``We announce who we are by name, and we give a valid explanation of what we are doing,'' says John Ballou, an official with the Society of Competitor Intelligence Professionals. ``Nearly everything you want can be obtained ethically and legally. The rule of thumb for intelligence gatherers like us is that if you are faced with doing something you would not feel comfortable discussing with anyone - your family or anybody - then you probably shouldn't do it.''
But as information gathering on the competition increases, ethical boundaries can get hazy. There are instances, for example, where an employee who quits one company legitimately uses his knowledge in a new job. The problem comes when he begins to use inside information from his old job to help in his new post.
``There are a lot of upstart companies venturing out their on their own to find a niche, and their founders have taken a trade secret along with them from a former job,'' says David Leopard, a former FBI agent, now a security expert.
Employers are very concerned. International Business Machines and General Electric - both of which have been victims of widely publicized corporate espionage cases, refused comment on any aspect of this subject.
But it isn't just huge corporations. Small companies, too, are worried their trade secrets will fall victim to the corporate intelligence-gathering efforts of others. As a result, tens of billions of dollars are spent annually to secure buildings and limit access to documents of companies. Yet, the biggest problem still isn't the vulnerability of buildings, documents, or machines, but the employees.
Take a chapter title from a book advising executives how to protect trade secrets: ``Why Employees Represent the Greatest Threat to Trade Secrets.''
Other, even more extreme attitudes are apparently not uncommon among many top executives, says Mr. Leopard. The threat exists, he says, but there has been some overreaction.
``They can secure themselves physically by limiting access to certain areas and by locking up sensitive material,'' says Saul Astor, president of Management Safeguards, a New York City security consulting firm. ``But the main problem is the people themselves, what they can remember - what is in their minds when they leave work.''
To find out what the competition is up to before it reveals it publicly, many chief executives are beginning to mobilize entire companies - sales forces, secretaries, accountants, and marketing managers - to toss information into the bin when they get something on the competition.
With this in mind, a number of companies are trying to stop the outflow of information, but meeting with limited success. Nowhere is security more intense than in the highly charged competition of the electronics industry. Here, a loose company secret can bankrupt a company.
``I actually went through culture shock going from the electronics industry to the cosmetics industry,'' says Jeffrey Whittington, security director at Mary Kay Cosmetics. ``It's a totally different concept of security. At Mary Kay everything is more low-key. At the other company you didn't take cameras, tape recorders, and we checked the briefcase at the front lobby.''

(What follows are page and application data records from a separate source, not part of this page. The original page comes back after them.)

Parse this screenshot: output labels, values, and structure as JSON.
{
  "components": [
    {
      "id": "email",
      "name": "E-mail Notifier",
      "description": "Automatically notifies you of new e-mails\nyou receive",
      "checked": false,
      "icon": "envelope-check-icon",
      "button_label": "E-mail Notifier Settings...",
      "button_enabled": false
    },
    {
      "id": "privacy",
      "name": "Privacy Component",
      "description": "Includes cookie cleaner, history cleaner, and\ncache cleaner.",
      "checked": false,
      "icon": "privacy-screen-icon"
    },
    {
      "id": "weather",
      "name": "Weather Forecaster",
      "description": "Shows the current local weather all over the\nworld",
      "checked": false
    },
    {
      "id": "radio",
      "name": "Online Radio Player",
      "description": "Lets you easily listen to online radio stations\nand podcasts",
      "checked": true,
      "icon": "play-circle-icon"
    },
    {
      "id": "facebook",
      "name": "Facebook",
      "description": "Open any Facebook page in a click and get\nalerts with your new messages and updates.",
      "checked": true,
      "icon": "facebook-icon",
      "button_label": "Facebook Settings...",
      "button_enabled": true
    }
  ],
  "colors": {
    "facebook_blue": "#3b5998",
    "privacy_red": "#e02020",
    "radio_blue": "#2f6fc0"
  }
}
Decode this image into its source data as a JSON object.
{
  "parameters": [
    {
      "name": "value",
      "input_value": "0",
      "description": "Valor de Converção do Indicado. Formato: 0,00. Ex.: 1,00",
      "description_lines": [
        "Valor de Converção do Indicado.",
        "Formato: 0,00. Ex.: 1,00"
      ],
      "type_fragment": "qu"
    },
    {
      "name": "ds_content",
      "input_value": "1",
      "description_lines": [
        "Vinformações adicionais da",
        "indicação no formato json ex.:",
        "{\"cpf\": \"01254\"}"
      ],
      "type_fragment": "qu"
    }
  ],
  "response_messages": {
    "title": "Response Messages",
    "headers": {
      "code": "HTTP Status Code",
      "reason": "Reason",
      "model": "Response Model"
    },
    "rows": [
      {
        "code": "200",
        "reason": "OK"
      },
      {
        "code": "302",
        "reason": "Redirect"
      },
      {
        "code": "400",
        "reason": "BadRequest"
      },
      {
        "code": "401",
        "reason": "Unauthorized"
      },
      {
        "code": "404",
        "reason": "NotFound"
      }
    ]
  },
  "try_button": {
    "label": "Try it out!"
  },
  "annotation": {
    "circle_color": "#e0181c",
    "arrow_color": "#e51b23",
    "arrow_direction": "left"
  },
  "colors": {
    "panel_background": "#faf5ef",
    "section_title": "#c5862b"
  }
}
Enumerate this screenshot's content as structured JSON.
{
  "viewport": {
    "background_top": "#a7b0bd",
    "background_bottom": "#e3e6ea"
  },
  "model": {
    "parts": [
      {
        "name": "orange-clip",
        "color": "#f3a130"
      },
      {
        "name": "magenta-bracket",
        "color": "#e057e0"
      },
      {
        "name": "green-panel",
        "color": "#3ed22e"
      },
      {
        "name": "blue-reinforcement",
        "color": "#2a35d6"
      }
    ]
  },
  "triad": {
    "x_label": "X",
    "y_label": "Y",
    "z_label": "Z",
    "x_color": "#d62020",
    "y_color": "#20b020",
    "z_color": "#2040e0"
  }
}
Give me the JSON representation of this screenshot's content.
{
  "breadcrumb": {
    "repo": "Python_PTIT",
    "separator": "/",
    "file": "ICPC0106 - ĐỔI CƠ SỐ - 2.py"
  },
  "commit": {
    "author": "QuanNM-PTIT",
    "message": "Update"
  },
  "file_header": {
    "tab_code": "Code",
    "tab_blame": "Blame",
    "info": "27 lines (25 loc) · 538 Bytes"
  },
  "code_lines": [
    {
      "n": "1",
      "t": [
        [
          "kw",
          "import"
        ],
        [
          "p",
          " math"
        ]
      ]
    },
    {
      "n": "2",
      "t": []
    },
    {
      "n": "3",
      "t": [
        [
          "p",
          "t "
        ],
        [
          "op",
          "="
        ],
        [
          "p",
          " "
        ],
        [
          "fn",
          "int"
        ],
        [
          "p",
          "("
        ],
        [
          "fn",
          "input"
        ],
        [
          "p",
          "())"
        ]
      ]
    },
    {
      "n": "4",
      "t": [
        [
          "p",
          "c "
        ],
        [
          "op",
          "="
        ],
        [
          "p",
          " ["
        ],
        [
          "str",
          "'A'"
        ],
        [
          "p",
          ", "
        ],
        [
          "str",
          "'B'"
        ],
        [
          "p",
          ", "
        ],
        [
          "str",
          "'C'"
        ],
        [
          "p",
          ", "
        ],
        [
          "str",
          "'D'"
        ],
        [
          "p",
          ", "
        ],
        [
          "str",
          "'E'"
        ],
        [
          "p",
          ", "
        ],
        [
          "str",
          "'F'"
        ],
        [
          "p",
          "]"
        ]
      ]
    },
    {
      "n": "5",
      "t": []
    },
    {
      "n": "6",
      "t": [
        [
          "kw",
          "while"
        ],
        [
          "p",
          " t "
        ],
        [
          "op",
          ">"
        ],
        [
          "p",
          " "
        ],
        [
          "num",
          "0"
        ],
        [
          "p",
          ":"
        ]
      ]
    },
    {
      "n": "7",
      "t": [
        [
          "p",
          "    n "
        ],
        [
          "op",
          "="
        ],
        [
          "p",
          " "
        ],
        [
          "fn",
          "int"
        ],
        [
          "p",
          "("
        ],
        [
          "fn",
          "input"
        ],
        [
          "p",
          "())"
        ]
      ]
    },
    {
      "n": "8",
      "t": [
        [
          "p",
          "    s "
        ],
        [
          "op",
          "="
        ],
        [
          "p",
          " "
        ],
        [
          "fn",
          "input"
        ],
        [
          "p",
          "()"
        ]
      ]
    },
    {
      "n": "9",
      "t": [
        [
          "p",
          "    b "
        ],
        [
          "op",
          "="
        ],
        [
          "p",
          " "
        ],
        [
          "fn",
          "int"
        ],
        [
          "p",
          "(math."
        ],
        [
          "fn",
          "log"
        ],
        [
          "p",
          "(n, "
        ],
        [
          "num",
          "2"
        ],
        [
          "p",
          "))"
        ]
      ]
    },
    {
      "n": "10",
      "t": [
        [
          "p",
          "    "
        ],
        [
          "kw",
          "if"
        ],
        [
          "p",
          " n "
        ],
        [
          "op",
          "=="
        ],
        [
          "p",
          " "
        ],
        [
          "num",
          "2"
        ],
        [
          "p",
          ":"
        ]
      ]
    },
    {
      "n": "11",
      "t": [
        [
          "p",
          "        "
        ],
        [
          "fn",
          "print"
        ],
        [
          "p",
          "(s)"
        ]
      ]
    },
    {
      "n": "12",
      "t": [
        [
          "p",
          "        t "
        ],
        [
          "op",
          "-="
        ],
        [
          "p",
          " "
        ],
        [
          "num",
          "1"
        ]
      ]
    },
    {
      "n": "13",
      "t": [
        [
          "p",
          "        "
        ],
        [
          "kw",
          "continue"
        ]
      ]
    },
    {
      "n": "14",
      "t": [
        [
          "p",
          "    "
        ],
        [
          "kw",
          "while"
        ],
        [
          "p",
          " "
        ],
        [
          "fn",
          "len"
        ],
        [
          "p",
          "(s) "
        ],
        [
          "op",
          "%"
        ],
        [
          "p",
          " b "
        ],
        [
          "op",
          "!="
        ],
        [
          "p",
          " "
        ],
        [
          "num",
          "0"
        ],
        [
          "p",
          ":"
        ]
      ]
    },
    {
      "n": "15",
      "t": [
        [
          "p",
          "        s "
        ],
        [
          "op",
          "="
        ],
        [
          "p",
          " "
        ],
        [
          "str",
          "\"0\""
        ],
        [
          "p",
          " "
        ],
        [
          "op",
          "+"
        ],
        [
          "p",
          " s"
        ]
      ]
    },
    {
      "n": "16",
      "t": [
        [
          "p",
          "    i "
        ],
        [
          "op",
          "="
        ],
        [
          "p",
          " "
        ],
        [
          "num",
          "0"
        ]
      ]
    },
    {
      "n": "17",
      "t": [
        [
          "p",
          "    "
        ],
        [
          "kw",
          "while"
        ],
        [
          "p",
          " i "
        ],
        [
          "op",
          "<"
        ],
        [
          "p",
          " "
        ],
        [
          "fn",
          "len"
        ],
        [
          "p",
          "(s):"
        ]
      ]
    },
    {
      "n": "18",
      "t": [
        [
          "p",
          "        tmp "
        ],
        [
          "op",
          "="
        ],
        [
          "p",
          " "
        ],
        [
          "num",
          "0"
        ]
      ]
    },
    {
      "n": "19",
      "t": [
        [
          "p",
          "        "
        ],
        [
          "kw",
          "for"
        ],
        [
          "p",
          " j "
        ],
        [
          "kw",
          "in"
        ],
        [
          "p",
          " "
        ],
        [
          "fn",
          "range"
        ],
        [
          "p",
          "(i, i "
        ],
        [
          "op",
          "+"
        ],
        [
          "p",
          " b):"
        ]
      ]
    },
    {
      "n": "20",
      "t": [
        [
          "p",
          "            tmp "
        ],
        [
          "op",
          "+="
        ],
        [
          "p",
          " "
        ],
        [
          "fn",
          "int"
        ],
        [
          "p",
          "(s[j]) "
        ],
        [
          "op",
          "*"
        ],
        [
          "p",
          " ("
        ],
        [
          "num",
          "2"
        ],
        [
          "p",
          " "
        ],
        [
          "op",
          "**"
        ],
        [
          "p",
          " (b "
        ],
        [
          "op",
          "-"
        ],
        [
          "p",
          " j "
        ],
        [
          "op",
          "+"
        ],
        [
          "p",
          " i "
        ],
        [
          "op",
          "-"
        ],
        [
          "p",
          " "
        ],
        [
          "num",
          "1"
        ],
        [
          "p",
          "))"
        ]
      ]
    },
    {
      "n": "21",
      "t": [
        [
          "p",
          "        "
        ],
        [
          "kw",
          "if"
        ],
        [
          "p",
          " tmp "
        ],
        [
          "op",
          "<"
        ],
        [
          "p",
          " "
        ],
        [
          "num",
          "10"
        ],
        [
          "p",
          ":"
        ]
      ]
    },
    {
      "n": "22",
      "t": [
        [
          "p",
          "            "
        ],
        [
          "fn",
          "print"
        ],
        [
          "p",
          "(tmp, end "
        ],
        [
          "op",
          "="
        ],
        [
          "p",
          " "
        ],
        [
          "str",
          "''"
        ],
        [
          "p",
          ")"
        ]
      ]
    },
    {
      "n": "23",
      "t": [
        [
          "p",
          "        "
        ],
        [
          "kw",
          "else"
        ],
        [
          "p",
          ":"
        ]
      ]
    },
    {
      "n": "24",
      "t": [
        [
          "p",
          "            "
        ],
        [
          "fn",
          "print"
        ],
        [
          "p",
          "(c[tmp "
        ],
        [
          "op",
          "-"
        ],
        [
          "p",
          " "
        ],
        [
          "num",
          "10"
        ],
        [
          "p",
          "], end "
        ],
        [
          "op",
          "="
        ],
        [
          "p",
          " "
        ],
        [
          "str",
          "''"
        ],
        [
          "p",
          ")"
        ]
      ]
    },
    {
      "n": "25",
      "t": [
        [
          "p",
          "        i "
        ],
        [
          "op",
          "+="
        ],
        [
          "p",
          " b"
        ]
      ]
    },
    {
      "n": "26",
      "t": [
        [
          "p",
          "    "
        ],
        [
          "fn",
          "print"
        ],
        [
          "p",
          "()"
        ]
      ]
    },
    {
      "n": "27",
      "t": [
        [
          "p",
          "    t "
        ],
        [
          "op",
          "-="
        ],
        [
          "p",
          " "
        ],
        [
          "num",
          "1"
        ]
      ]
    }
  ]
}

Most companies do not find it so important to get high-quality information that they are willing to risk unethical or illegal behavior, says Leila Kight, president of Washington Researchers Ltd., a competitor-information-gathering company.
Still, she says: ``It's a temptation for an employee if the boss says we need this so desperately. The bottom line is that you just don't lie about who you are,'' she says. ``If you have to lie, then you just don't get the information.''
Some businessmen don't even try to spend a lot of time getting information on the competition.
``It's better to approach things in an intelligent manner,'' says William C. Norris, founder and former chairman of Control Data Corporation. ``If you have to depend on setting your strategy through spying, you'll always be a couple of jumps behind. You're much better off to be aggressive in your research and development, and in your forward planning.''
Last of three parts.